The Pacific angel shark has a flattened shape and enlarged pectoral and pelvic fins. An ambush predator, this shark is often seen with nothing but its eyes exposed above the sandy ocean floor. When exposed, divers can see its cryptic, spotted skin pattern. Pacific angel sharks tend to inhabit shallow, coastal regions near kelp forests and sandy flats.
Great white shark Carcharodon carcharias
The great white shark is the ocean’s top apex predator and can reach over 20 feet (6m) in length and weigh over 2.5 tons. White sharks are migratory and cover large distances in the open ocean. Juveniles occasionally venture inshore, following food sources. Divers rarely encounter them, but they are most often seen at offshore seamounts and exposed dive sites along the California coast.
Leopard shark Triakis semifasciata
The leopard shark is a mid-sized coastal shark species with large, dark saddles and blotches covering its body. They aggregate in late summer, preferring sandy bays and estuaries in Southern California. It may be easier to observe this species while snorkeling, due to the extreme proximity to shore and shallow depths they inhabit.
Not pictured, but in the area:
Shortfin Mako Shark Isurus oxyrinchus
Makos are large, predatory sharks that inhabit the open ocean. Divers usually encounter them in high-energy, openw-ater interactions conducted offshore. These sharks’ speed and agility allows them to cover great distances in search of prey or mates — they can hit speed bursts over 45 miles per hour (72 km/h).

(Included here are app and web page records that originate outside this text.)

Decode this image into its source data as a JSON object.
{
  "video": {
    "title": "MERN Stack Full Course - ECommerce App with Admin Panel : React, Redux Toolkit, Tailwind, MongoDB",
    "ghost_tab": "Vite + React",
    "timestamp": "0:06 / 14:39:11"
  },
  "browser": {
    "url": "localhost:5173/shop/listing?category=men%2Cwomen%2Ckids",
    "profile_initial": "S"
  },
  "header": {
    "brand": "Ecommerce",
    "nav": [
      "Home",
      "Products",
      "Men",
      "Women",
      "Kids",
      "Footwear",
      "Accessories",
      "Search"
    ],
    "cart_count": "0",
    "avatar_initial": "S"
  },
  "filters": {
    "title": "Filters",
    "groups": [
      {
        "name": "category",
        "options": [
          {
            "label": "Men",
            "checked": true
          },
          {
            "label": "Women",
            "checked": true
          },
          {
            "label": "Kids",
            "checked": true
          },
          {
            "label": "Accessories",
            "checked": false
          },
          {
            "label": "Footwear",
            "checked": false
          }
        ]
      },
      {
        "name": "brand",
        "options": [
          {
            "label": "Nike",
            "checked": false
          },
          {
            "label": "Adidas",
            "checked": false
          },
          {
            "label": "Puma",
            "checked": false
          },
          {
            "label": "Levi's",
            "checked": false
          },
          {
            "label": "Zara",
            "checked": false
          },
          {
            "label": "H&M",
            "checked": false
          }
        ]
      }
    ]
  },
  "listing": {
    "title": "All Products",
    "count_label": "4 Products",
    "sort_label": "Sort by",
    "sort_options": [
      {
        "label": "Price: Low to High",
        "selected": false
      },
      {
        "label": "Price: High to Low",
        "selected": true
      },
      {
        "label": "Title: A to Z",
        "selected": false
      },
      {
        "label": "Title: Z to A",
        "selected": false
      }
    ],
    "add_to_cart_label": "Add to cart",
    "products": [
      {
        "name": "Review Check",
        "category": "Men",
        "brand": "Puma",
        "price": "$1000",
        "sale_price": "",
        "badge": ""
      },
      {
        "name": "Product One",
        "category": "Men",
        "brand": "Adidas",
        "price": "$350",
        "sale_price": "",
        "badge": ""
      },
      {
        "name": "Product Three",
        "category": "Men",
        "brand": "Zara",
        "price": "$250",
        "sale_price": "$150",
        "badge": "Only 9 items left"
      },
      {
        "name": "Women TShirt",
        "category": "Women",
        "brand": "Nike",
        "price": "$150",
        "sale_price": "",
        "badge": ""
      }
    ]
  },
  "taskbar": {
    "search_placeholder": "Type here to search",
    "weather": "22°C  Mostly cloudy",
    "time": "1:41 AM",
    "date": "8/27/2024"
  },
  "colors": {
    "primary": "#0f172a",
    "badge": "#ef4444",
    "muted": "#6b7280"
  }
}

Blue Shark Prionace glauca
The blue shark is a sleek, torpedo-shaped shark living in the open ocean. One of the most photogenic of Southern California sharks, the dorsal side of the blue shark shines an exquisite shade of indigo blue. A highly migratory species, blue sharks will travel across ocean basins several times in their lifetime.
Swell Shark Cephaloscyllium ventriosum
A small, bottom-dwelling shark, the swell shark only reaches 3 feet (0.9 m) in length. White spots and blotches cover the swell shark’s yellow-brown body, helping it blend into its rocky reef habitat. When threatened or preyed upon, this shark will contort its body into a U-shape and swallow large quantities of seawater, making it difficult to bite.
Gray smooth-hound shark Mustelus californicus
Smooth-hound sharks are small, slender animals with large oval eyes and a brownish-gray topside, fading to a light underbelly. You can sometimes find them in shallow, coastal waters schooling with leopard sharks. Smooth-hound sharks prey upon crustaceans and occasionally cephalopods and bony fishes, which means divers usually spot them close to the seafloor.
Common thresher shark Alopias vulpinus
This large open-ocean shark has a streamlined body, short, pointed snout and is metallic purple and brown in color. Threshers have an impressive tail — for which they’re named — measuring half of the body length. Sharks use it like a whip to deliver incapacitating blows to their prey. Due to its widely migratory behavior and cautious nature, divers rarely see this species in the wild.